National Preservation Conference

PastForward 2015 Conference Preview

Posted on: May 15th, 2015 by Colleen Danz No Comments


PF2015_300x250_PHASE1v2The future of historic preservation begins at PastForward 2015—during the National Preservation Conference in Washington, D.C. And we want you to be part of it!

The conference kicks off a celebration of the 50th anniversary of the National Historic Preservation Act with TrustLives, Learning Labs, Field Studies and networking events that celebrate a half century of success, acknowledge challenges, uncover opportunities and look forward to the next 50 years. PastForward will convene the full, diverse and expansive constituency of preservation players in the nation’s capital—from individuals to elected officials, federal agencies to architects, scholars to activists.

During the past few months we’ve begun to organize sessions, select speakers and map D.C. metro area tours. While there’s still a lot to be done, we are ready to offer a sneak peek into the planning for PastForward 2015 so attendees have an idea of what’s in store for them this November. For more information on the different types of PastForward programming, click here.

Here’s a quick preview:... Read More →

About Colleen Danz

Colleen Danz is the manager of Forum marketing.

Preservation and the New Suburban Reality

Posted on: January 27th, 2015 by Special Contributor 1 Comment


By: Elaine Stiles

America’s suburbs – from streetcar to postwar boom ‘burbs – are ripe for renewal. View of Tyson's Corner, VA | Credit: La Citta Nuova via Flickr under Creative Commons

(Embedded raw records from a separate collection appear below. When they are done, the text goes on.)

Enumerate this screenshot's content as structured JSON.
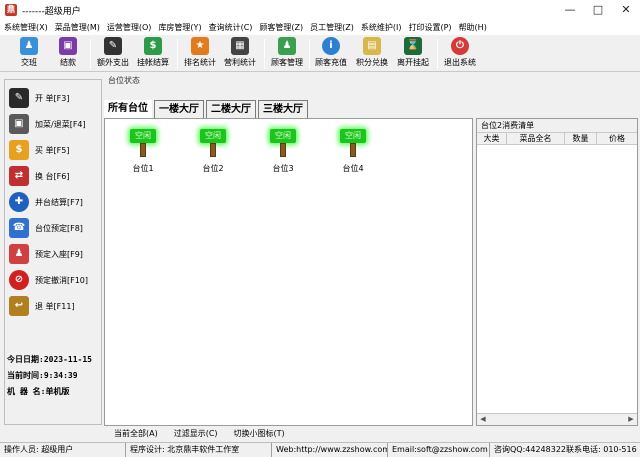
{
  "window": {
    "title": "-------超级用户"
  },
  "menu": [
    "系统管理(X)",
    "菜品管理(M)",
    "运营管理(O)",
    "库房管理(Y)",
    "查询统计(C)",
    "顾客管理(Z)",
    "员工管理(Z)",
    "系统维护(I)",
    "打印设置(P)",
    "帮助(H)"
  ],
  "toolbar": [
    "交班",
    "结款",
    "额外支出",
    "挂帐结算",
    "排名统计",
    "营利统计",
    "顾客管理",
    "顾客充值",
    "积分兑换",
    "离开挂起",
    "退出系统"
  ],
  "status_title": "台位状态",
  "sidebar": {
    "items": [
      "开    单[F3]",
      "加菜/退菜[F4]",
      "买    单[F5]",
      "换    台[F6]",
      "并台结算[F7]",
      "台位预定[F8]",
      "预定入座[F9]",
      "预定撤消[F10]",
      "退    单[F11]"
    ],
    "date_line": "今日日期:2023-11-15",
    "time_line": "当前时间:9:34:39",
    "machine_line": "机 器 名:单机版"
  },
  "tabs": [
    "所有台位",
    "一楼大厅",
    "二楼大厅",
    "三楼大厅"
  ],
  "tables": [
    {
      "status": "空闲",
      "name": "台位1"
    },
    {
      "status": "空闲",
      "name": "台位2"
    },
    {
      "status": "空闲",
      "name": "台位3"
    },
    {
      "status": "空闲",
      "name": "台位4"
    }
  ],
  "bill": {
    "title": "台位2消费清单",
    "columns": [
      "大类",
      "菜品全名",
      "数量",
      "价格"
    ]
  },
  "bottom_options": [
    "当前全部(A)",
    "过滤显示(C)",
    "切换小图标(T)"
  ],
  "statusbar": {
    "operator": "操作人员: 超级用户",
    "designer": "程序设计: 北京鼎丰软件工作室",
    "web": "Web:http://www.zzshow.com",
    "email": "Email:soft@zzshow.com",
    "contact": "咨询QQ:44248322联系电话: 010-516"
  }
}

America’s suburbs – from streetcar to postwar boom ‘burbs – are ripe for renewal. View of Tyson's Corner, Virginia. | Credit: La Citta Nuova via Flickr under Creative Commons

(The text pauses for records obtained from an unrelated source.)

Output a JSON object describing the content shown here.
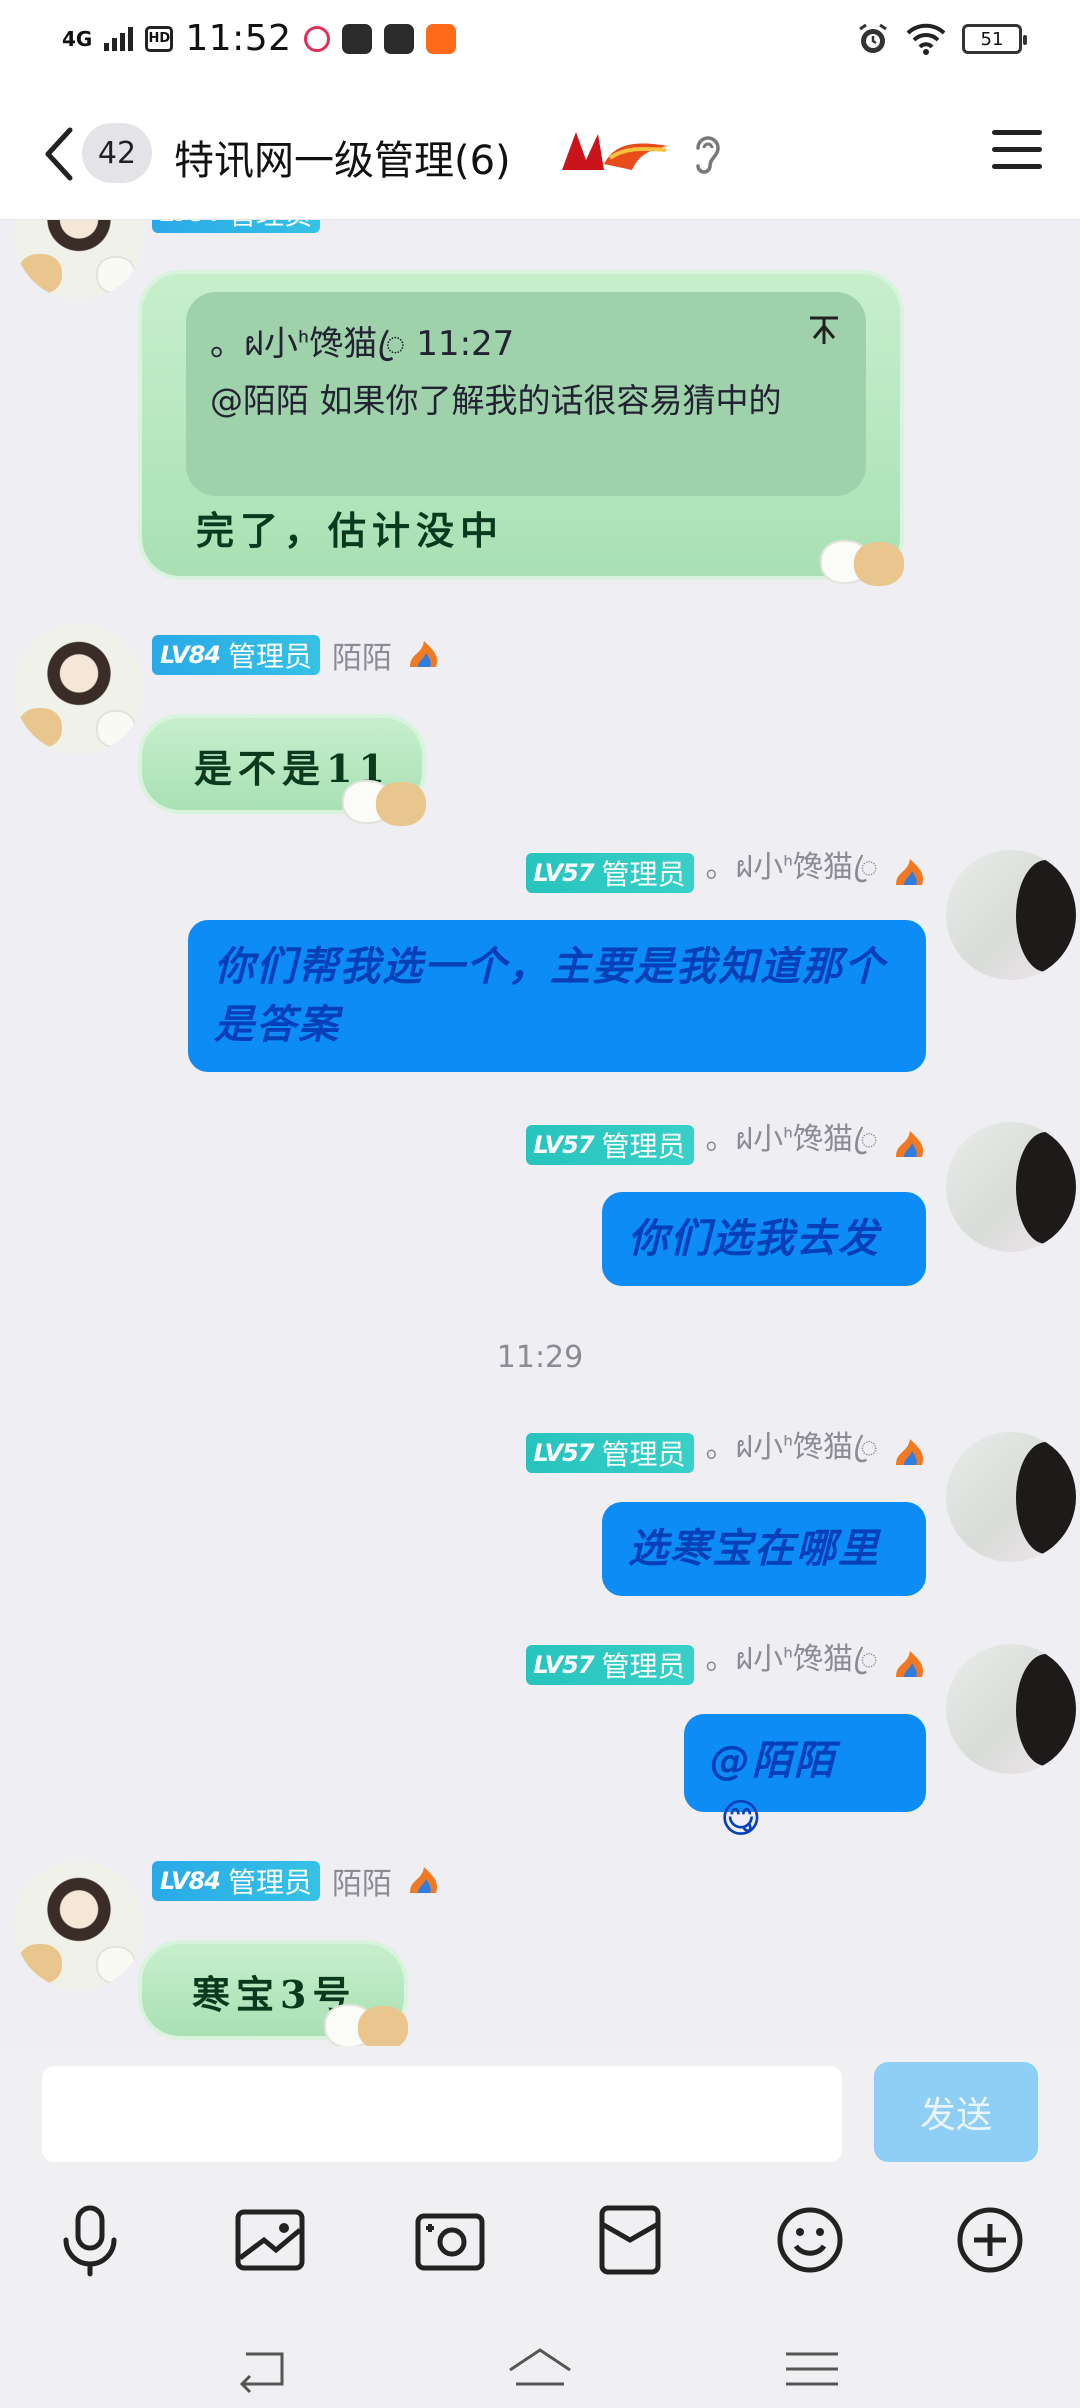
{
  "status_bar": {
    "network": "4G",
    "hd": "HD",
    "time": "11:52",
    "battery": "51"
  },
  "header": {
    "unread_count": "42",
    "title": "特讯网一级管理(6)"
  },
  "chat": {
    "top_partial": {
      "quote_author_time": "。ฝ小ᑋ馋猫ꦿ 11:27",
      "quote_text": "@陌陌 如果你了解我的话很容易猜中的",
      "text": "完了，估计没中"
    },
    "messages": [
      {
        "side": "left",
        "level": "LV84",
        "role": "管理员",
        "nickname": "陌陌",
        "text": "是不是11"
      },
      {
        "side": "right",
        "level": "LV57",
        "role": "管理员",
        "nickname": "。ฝ小ᑋ馋猫ꦿ",
        "text": "你们帮我选一个，主要是我知道那个是答案"
      },
      {
        "side": "right",
        "level": "LV57",
        "role": "管理员",
        "nickname": "。ฝ小ᑋ馋猫ꦿ",
        "text": "你们选我去发"
      },
      {
        "type": "timestamp",
        "text": "11:29"
      },
      {
        "side": "right",
        "level": "LV57",
        "role": "管理员",
        "nickname": "。ฝ小ᑋ馋猫ꦿ",
        "text": "选寒宝在哪里"
      },
      {
        "side": "right",
        "level": "LV57",
        "role": "管理员",
        "nickname": "。ฝ小ᑋ馋猫ꦿ",
        "text": "@陌陌",
        "emoji": "😋"
      },
      {
        "side": "left",
        "level": "LV84",
        "role": "管理员",
        "nickname": "陌陌",
        "text": "寒宝3号"
      }
    ]
  },
  "composer": {
    "input_value": "",
    "send_label": "发送"
  },
  "toolbar_icons": [
    "microphone-icon",
    "image-icon",
    "camera-icon",
    "red-packet-icon",
    "emoji-icon",
    "plus-icon"
  ],
  "nav_icons": [
    "back-nav-icon",
    "home-nav-icon",
    "menu-nav-icon"
  ],
  "colors": {
    "blue_bubble": "#0d8cf5",
    "green_bubble": "#b5e6be",
    "send_button": "#8fcff6",
    "chat_background": "#eeeef3"
  }
}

In 2000, the U.S. Census revealed that America had officially become a suburban nation. For the first time, the majority of Americans resided in suburban areas. Since that revelation 15 years ago, urbanists of all persuasions have been taking a second look at the urban edge. Their findings contradict many of our commonly held views on who lives in suburbs, why they live there, what they do there, and how the suburban built environment functions. The Brookings Institution has called the suburbs the locus of the new American reality, and as suburbs continue to age and remake themselves, they will become a growing part of a new preservation reality.1 A better understanding of the suburbs—both past and present—will be essential for the 21st-century preservationist. Here’s some of what you need to know, along with some thoughts on how preservation can play a meaningful role in the future of this diverse and changing historic landscape.

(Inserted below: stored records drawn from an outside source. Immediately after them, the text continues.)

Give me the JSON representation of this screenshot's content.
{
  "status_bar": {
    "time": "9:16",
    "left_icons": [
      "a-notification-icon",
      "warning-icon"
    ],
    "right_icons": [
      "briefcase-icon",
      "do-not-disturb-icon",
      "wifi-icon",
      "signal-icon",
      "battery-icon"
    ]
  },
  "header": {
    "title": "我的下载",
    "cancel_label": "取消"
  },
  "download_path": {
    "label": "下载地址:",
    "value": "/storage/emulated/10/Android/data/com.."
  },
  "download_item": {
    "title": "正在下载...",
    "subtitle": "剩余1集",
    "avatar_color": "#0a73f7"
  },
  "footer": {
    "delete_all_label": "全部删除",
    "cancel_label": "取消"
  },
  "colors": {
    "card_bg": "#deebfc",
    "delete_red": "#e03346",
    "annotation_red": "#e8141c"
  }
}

1. The suburbs are slated to undergo tremendous change over the next 30 years.

There are many reasons preservationists should pay more attention to the suburbs, not least of which is that all suburbs—from streetcar to postwar boom ‘burbs—are heading for what can only be termed a period of suburban renewal. Population growth and developable land shortages in denser areas will increasingly direct development to suburban zones. Change will also come about as suburbs approaching their 70th and even 100th birthdays seek to renew aging infrastructure. Suburban communities are similarly cognizant of the environmental deficits in their land use patterns, and are pursuing plans that will recentralize and even urbanize many suburban places. Much of this change will not occur in the exurbs or outermost layer of suburbs, but in older, inner-ring suburbs. The comparative density of inner-ring suburbs and their integration into existing infrastructure and transportation networks make them attractive to development interests. “America’s first-ring suburbs,” noted Urban Land Institute CEO Patrick Phillips, “could be the sweet spot for future growth.”2... Read More →

Looking Back on 2014

Posted on: December 31st, 2014 by Preservation Leadership Forum Staff


Lincoln's Cottage | Credit: National Trust for Historic Preservation

Lincoln's Cottage | Credit: National Trust for Historic Preservation

In 2014 the Preservation Leadership Forum blog took on several big topics including midcentury modern, the “why” of old places, and the use of big data to make the case for old buildings.

Tom Mayes’ Why Do Old Places Matter posts, in particular, resonated strongly with Forum readers. In this series, Mayes examines why people connect with old places around the world. Mayes writes about Individual Identity, Civic, State, National, and Universal Identity, Beauty,History, Architecture, Sacred, Sustainability, and Creativity. His essay on learning, elicited a number of comments from Forum readers who responded with examples of their own about what we can learn from old places and how they make history more present—here and now. In this post, Mayes reminds readers that “these types of visceral experiences at old places facilitate our potential to understand—and remember—complex ideas, and are available every day at hundreds of historic sites around the country.”

The Why Do Old Places Matters series will continue in 2015 and will serve as the topic for the spring issue of the Forum Journal.

Preserving Midcentury Modern Heritage

... Read More →